Tue Dec 15 04:46:17 UTC 1998


[Considering the importance of supporting servers to network operations, I 
think this falls within bounds.  More detailed discussions are probably 
better placed on one of the noisier lists like inet-access.]

> Just a few minutes ago, another attempted IMAPD breakin.
> This one originated from rock.careers.csulb.edu [134.139.149.100].
> It was logged at Dec 14 16:59:56 CST.

We get 'hits' on some of our imap and telnet trap doors at least once per 
day.  The frequency has definitely increased since the apparent release of 
worm-like scripts that are self propagating.  One customer had an 
unpatched imapd that was hit.  It left an interesting footprint on the box 
including various hidden directories and sniffer programs running.  It 
didn't do a very good job of hiding itself though and the box crashed 
while it was installing itself.

Although shutting down the services is enough to stop the attack, we find 
it handy to deploy trap doors using the TCP wrappers.  Below is a 
quick-n-dirty example that has served us well so far.  (Tweak to suit your 
platform.)

/etc/inetd.conf:
telnet  stream  tcp     nowait  nobody  /usr/sbin/tcpd  telnet.trap

/etc/hosts.allow:
telnet.trap: ALL: spawn (/bin/echo ALERT %A %d hit from %a | /bin/mail -s 
"ALERT
 %A %d hit from %a" trapperlist) &: DENY

You probably want to avoid any DNS resolution in the traps since that 
could expose you to DNS hacks.  As far as I know, the above rules are 
secure, but I certainly welcome improvements.  In the "good old days" a 
reverse finger directed at the attacker could reveal some useful data.  
These days, finger results are pretty much useless.

Most of the recent attacks look fairly automated.  There is obviously one 
kit floating around that probes the telnet and imap ports in a particular 
order.  Almost all of the attacks target registered name servers, although 
mail servers are another favorite.

-dpm

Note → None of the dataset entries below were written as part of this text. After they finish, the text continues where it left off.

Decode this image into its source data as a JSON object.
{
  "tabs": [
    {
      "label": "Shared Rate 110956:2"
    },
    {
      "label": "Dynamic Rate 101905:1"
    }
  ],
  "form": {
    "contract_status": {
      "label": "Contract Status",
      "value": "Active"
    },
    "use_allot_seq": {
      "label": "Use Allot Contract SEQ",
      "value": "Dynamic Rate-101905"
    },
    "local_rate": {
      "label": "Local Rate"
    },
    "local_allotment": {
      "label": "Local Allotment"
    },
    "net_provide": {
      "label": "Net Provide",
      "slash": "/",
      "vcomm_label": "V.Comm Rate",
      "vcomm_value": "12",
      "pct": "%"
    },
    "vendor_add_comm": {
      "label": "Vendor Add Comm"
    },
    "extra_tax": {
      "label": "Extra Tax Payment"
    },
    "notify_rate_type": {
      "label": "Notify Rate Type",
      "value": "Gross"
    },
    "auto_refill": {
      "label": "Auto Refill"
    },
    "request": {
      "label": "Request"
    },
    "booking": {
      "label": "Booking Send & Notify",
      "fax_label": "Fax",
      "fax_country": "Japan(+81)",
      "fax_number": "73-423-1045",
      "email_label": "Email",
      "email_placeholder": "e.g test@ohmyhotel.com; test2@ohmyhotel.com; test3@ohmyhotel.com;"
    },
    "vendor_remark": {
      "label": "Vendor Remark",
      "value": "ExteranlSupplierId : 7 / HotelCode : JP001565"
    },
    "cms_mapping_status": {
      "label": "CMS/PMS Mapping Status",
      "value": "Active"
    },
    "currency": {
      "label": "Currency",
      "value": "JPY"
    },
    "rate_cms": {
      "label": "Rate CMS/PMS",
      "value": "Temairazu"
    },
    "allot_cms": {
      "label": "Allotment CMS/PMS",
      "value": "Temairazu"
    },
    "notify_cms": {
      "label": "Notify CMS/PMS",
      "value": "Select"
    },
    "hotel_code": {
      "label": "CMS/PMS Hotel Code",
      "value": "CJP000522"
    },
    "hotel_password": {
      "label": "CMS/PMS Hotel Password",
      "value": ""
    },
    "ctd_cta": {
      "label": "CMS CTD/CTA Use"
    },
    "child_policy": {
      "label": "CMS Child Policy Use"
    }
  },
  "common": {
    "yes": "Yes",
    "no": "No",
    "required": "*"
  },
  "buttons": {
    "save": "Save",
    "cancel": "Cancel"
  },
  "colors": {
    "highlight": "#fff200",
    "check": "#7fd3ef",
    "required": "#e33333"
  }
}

-- 
 David P. Maynard, Flametree Corporation
 EMail: dpm at flametree.com,  Tel: +1 512 670 4090,  Fax: +1 512 251 8308
--





More information about the NANOG mailing list